What you are asked to do - Please give, exactly as they appear below, the line with "What's the underlying" and every line after it through the final one, and nothing else.

==============================

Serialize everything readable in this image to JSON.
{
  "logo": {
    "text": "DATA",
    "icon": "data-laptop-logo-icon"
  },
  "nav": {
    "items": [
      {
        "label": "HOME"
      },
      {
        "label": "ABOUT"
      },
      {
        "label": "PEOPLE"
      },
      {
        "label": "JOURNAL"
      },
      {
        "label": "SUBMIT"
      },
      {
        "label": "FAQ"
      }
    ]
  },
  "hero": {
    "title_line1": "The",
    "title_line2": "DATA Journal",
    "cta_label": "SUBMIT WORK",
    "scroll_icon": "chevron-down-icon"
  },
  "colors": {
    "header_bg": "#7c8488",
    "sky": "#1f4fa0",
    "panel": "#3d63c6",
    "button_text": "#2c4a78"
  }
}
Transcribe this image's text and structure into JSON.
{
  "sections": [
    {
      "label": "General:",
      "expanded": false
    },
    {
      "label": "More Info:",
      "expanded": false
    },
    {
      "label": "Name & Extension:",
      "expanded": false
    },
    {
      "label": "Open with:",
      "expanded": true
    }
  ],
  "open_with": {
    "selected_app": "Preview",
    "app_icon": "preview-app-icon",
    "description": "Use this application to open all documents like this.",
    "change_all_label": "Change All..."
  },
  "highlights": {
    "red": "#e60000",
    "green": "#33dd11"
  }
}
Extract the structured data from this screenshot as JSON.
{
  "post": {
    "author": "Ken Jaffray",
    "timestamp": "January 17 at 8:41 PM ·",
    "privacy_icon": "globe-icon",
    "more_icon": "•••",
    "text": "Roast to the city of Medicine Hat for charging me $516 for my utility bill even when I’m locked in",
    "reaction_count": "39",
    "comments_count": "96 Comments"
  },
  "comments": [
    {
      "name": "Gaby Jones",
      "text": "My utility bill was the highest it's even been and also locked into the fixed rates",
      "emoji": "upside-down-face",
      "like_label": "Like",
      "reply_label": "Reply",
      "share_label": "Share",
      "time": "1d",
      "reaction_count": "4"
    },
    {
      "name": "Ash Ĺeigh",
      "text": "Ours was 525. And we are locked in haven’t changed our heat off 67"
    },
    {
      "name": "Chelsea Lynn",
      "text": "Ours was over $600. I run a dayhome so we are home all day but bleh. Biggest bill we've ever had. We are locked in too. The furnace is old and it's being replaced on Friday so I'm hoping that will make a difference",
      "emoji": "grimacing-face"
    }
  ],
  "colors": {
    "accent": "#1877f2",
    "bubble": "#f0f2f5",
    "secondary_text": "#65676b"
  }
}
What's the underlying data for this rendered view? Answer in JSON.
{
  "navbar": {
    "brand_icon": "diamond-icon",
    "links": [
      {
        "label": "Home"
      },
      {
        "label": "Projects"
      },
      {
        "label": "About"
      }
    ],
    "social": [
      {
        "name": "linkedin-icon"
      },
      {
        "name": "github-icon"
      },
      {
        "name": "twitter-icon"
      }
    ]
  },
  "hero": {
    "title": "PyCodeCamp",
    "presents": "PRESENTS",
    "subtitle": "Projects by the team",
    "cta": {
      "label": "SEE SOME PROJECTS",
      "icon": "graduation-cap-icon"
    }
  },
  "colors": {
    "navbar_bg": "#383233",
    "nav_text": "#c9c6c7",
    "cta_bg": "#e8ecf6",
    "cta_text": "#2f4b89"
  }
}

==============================

Solution -
What's the underlying data for this rendered view? Answer in JSON.
{
  "navbar": {
    "brand_icon": "diamond-icon",
    "links": [
      {
        "label": "Home"
      },
      {
        "label": "Projects"
      },
      {
        "label": "About"
      }
    ],
    "social": [
      {
        "name": "linkedin-icon"
      },
      {
        "name": "github-icon"
      },
      {
        "name": "twitter-icon"
      }
    ]
  },
  "hero": {
    "title": "PyCodeCamp",
    "presents": "PRESENTS",
    "subtitle": "Projects by the team",
    "cta": {
      "label": "SEE SOME PROJECTS",
      "icon": "graduation-cap-icon"
    }
  },
  "colors": {
    "navbar_bg": "#383233",
    "nav_text": "#c9c6c7",
    "cta_bg": "#e8ecf6",
    "cta_text": "#2f4b89"
  }
}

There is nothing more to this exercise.